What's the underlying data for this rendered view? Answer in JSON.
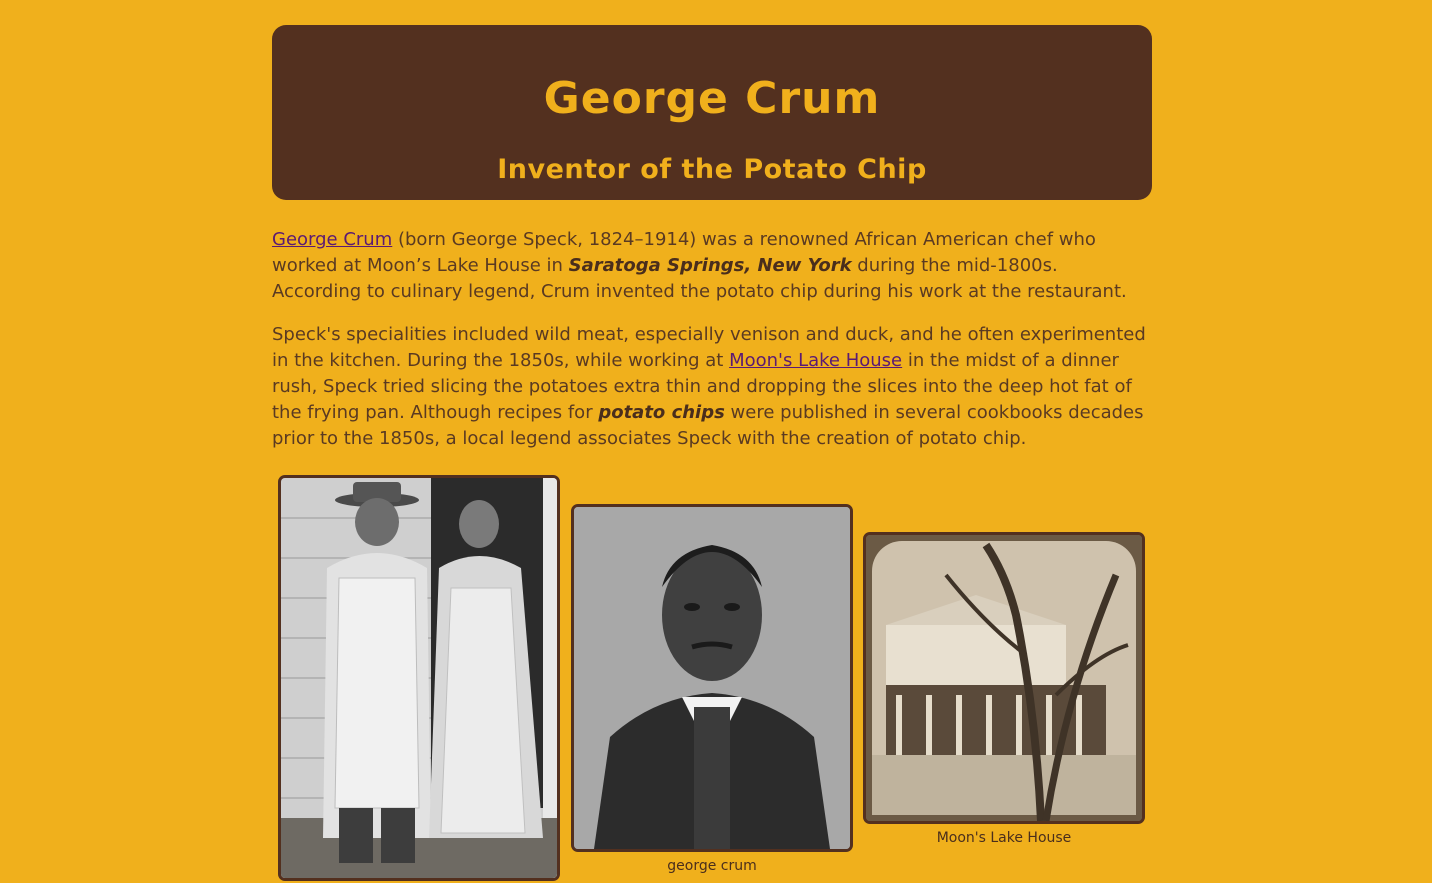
{
  "header": {
    "title": "George Crum",
    "subtitle": "Inventor of the Potato Chip"
  },
  "article": {
    "p1": {
      "link": "George Crum",
      "text_a": " (born George Speck, 1824–1914) was a renowned African American chef who worked at Moon’s Lake House in ",
      "bold": "Saratoga Springs, New York",
      "text_b": " during the mid-1800s. According to culinary legend, Crum invented the potato chip during his work at the restaurant."
    },
    "p2": {
      "text_a": "Speck's specialities included wild meat, especially venison and duck, and he often experimented in the kitchen. During the 1850s, while working at ",
      "link": "Moon's Lake House",
      "text_b": " in the midst of a dinner rush, Speck tried slicing the potatoes extra thin and dropping the slices into the deep hot fat of the frying pan. Although recipes for ",
      "bold": "potato chips",
      "text_c": " were published in several cookbooks decades prior to the 1850s, a local legend associates Speck with the creation of potato chip."
    }
  },
  "gallery": [
    {
      "caption": ""
    },
    {
      "caption": "george crum"
    },
    {
      "caption": "Moon's Lake House"
    }
  ],
  "colors": {
    "background": "#f0b01c",
    "banner": "#53301f",
    "link": "#5b1a73"
  }
}
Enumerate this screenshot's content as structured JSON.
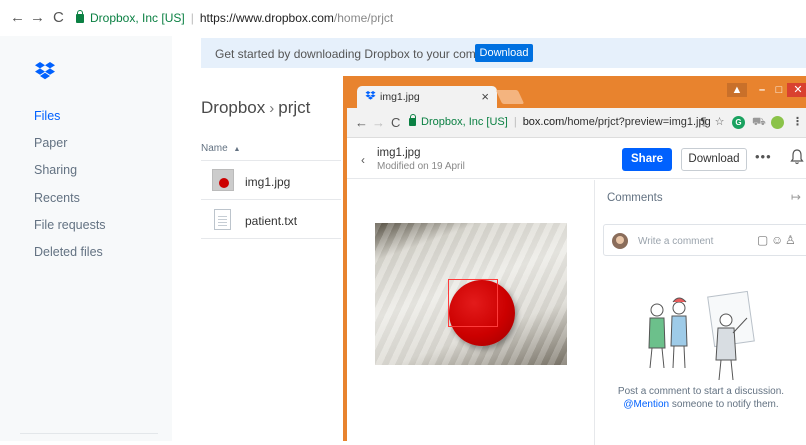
{
  "outer_browser": {
    "site_label": "Dropbox, Inc [US]",
    "url_host": "https://www.dropbox.com",
    "url_path": "/home/prjct"
  },
  "sidebar": {
    "items": [
      {
        "label": "Files",
        "active": true
      },
      {
        "label": "Paper"
      },
      {
        "label": "Sharing"
      },
      {
        "label": "Recents"
      },
      {
        "label": "File requests"
      },
      {
        "label": "Deleted files"
      }
    ]
  },
  "banner": {
    "text": "Get started by downloading Dropbox to your computer.",
    "button": "Download"
  },
  "main": {
    "breadcrumb_root": "Dropbox",
    "breadcrumb_current": "prjct",
    "column_name": "Name",
    "files": [
      {
        "name": "img1.jpg",
        "icon": "image-thumbnail"
      },
      {
        "name": "patient.txt",
        "icon": "text-file-icon"
      }
    ]
  },
  "popup": {
    "tab_title": "img1.jpg",
    "site_label": "Dropbox, Inc [US]",
    "url_host": "box.com",
    "url_path": "/home/prjct?preview=img1.jpg",
    "file_title": "img1.jpg",
    "file_modified": "Modified on 19 April",
    "share_label": "Share",
    "download_label": "Download",
    "comments_title": "Comments",
    "comment_placeholder": "Write a comment",
    "empty_line1": "Post a comment to start a discussion.",
    "mention": "@Mention",
    "empty_line2": " someone to notify them."
  },
  "colors": {
    "dropbox_blue": "#0061fe",
    "window_frame": "#e8832e",
    "banner_bg": "#e6f0fb",
    "secure_green": "#0b8043"
  }
}
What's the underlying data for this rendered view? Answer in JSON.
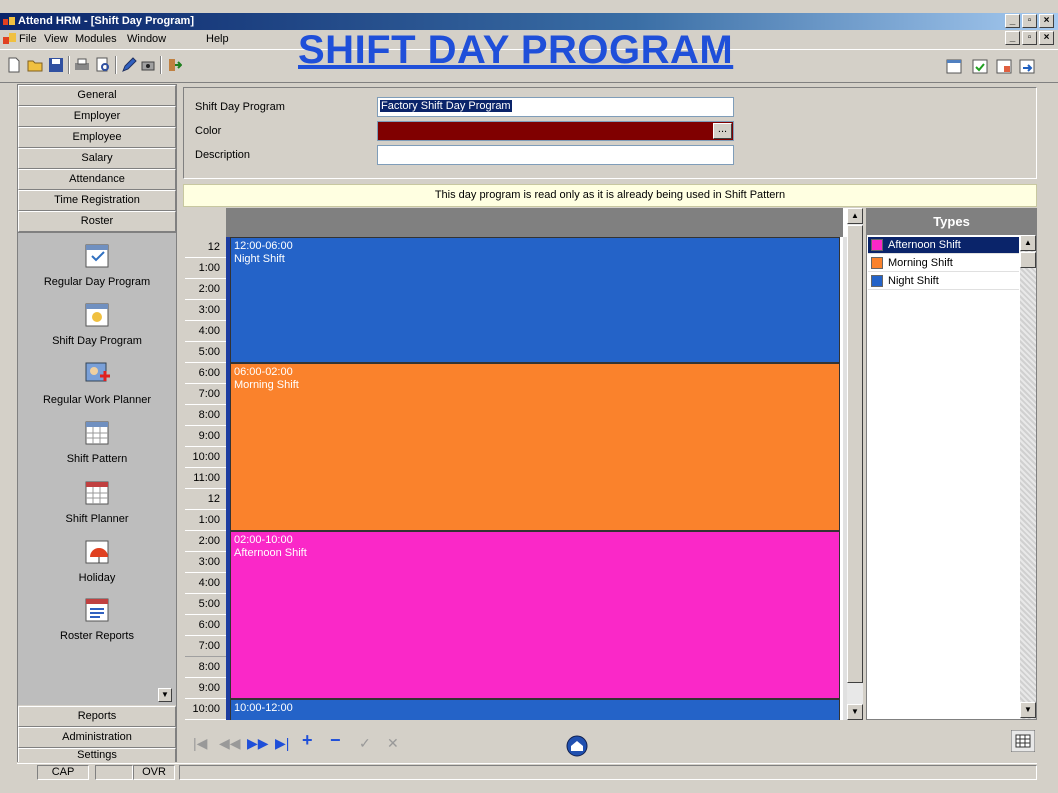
{
  "window": {
    "title": "Attend HRM - [Shift Day Program]",
    "buttons": [
      "_",
      "̅̅□",
      "X"
    ]
  },
  "menu": {
    "items": [
      "File",
      "View",
      "Modules",
      "Window",
      "Help"
    ]
  },
  "page_heading": "SHIFT DAY PROGRAM",
  "sidebar": {
    "sections_top": [
      "General",
      "Employer",
      "Employee",
      "Salary",
      "Attendance",
      "Time Registration",
      "Roster"
    ],
    "items": [
      "Regular Day Program",
      "Shift Day Program",
      "Regular Work Planner",
      "Shift Pattern",
      "Shift Planner",
      "Holiday",
      "Roster Reports"
    ],
    "sections_bottom": [
      "Reports",
      "Administration",
      "Settings"
    ]
  },
  "form": {
    "shift_day_program_label": "Shift Day Program",
    "shift_day_program_value": "Factory Shift Day Program",
    "color_label": "Color",
    "color_value": "#800000",
    "color_button": "...",
    "description_label": "Description",
    "description_value": ""
  },
  "notice": "This day program is read only as it is already being used in Shift Pattern",
  "schedule": {
    "time_ticks": [
      "12",
      "1:00",
      "2:00",
      "3:00",
      "4:00",
      "5:00",
      "6:00",
      "7:00",
      "8:00",
      "9:00",
      "10:00",
      "11:00",
      "12",
      "1:00",
      "2:00",
      "3:00",
      "4:00",
      "5:00",
      "6:00",
      "7:00",
      "8:00",
      "9:00",
      "10:00"
    ],
    "blocks": [
      {
        "time": "12:00-06:00",
        "name": "Night Shift",
        "color": "#2463c8"
      },
      {
        "time": "06:00-02:00",
        "name": "Morning Shift",
        "color": "#fa822c"
      },
      {
        "time": "02:00-10:00",
        "name": "Afternoon Shift",
        "color": "#fa28c8"
      },
      {
        "time": "10:00-12:00",
        "name": "",
        "color": "#2463c8"
      }
    ]
  },
  "types": {
    "header": "Types",
    "items": [
      {
        "name": "Afternoon Shift",
        "color": "#fa28c8",
        "selected": true
      },
      {
        "name": "Morning Shift",
        "color": "#fa822c",
        "selected": false
      },
      {
        "name": "Night Shift",
        "color": "#2463c8",
        "selected": false
      }
    ]
  },
  "record_nav": {
    "buttons": [
      "|◀",
      "◀◀",
      "▶▶",
      "▶|",
      "+",
      "−",
      "✓",
      "✕"
    ]
  },
  "statusbar": {
    "panels": [
      "CAP",
      "OVR"
    ]
  }
}
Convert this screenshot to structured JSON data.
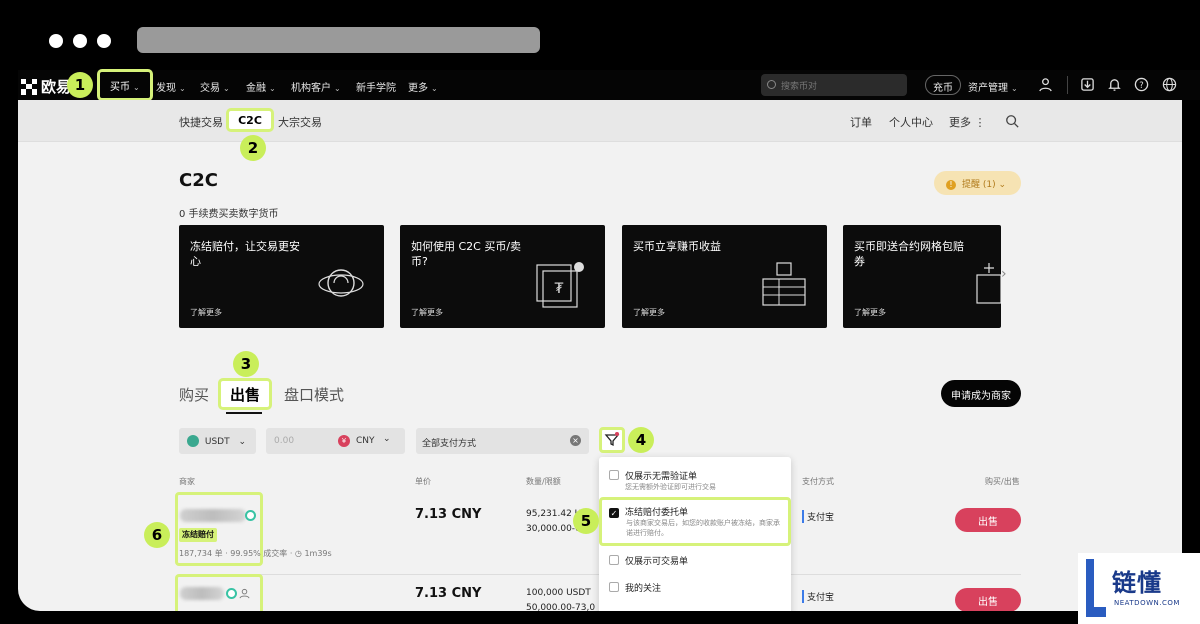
{
  "top_nav": {
    "logo": "欧易",
    "items": [
      "买币",
      "发现",
      "交易",
      "金融",
      "机构客户",
      "新手学院",
      "更多"
    ],
    "search_placeholder": "搜索币对",
    "deposit": "充币",
    "assets": "资产管理"
  },
  "sub_nav": {
    "left": [
      "快捷交易",
      "C2C",
      "大宗交易"
    ],
    "right": [
      "订单",
      "个人中心",
      "更多"
    ]
  },
  "header": {
    "title": "C2C",
    "subtitle": "0 手续费买卖数字货币",
    "notice": "提醒 (1)"
  },
  "cards": [
    {
      "title": "冻结赔付，让交易更安心",
      "more": "了解更多"
    },
    {
      "title": "如何使用 C2C 买币/卖币?",
      "more": "了解更多"
    },
    {
      "title": "买币立享赚币收益",
      "more": "了解更多"
    },
    {
      "title": "买币即送合约网格包赔券",
      "more": "了解更多"
    }
  ],
  "trade_tabs": [
    "购买",
    "出售",
    "盘口模式"
  ],
  "merchant_button": "申请成为商家",
  "filters": {
    "coin": "USDT",
    "amount_placeholder": "0.00",
    "fiat": "CNY",
    "payment": "全部支付方式"
  },
  "columns": [
    "商家",
    "单价",
    "数量/限额",
    "支付方式",
    "购买/出售"
  ],
  "rows": [
    {
      "badge": "冻结赔付",
      "stats": "187,734 单 · 99.95% 成交率 · ◷ 1m39s",
      "price": "7.13 CNY",
      "qty": "95,231.42 U",
      "limit": "30,000.00-6",
      "pay": "支付宝",
      "action": "出售"
    },
    {
      "price": "7.13 CNY",
      "qty": "100,000 USDT",
      "limit": "50,000.00-73,0",
      "pay": "支付宝",
      "action": "出售"
    }
  ],
  "filter_menu": [
    {
      "label": "仅展示无需验证单",
      "desc": "您无需额外验证即可进行交易",
      "checked": false
    },
    {
      "label": "冻结赔付委托单",
      "desc": "与该商家交易后，如您的收款账户被冻结，商家承诺进行赔付。",
      "checked": true
    },
    {
      "label": "仅展示可交易单",
      "desc": "",
      "checked": false
    },
    {
      "label": "我的关注",
      "desc": "",
      "checked": false
    }
  ],
  "step_badges": [
    "1",
    "2",
    "3",
    "4",
    "5",
    "6"
  ],
  "watermark": {
    "cn": "链懂",
    "en": "NEATDOWN.COM"
  },
  "colors": {
    "highlight": "#d6f27a",
    "sell": "#d8415d",
    "badge": "#c9ee5a"
  }
}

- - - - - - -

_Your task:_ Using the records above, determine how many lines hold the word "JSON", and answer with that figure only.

_Exercise answer:_ 4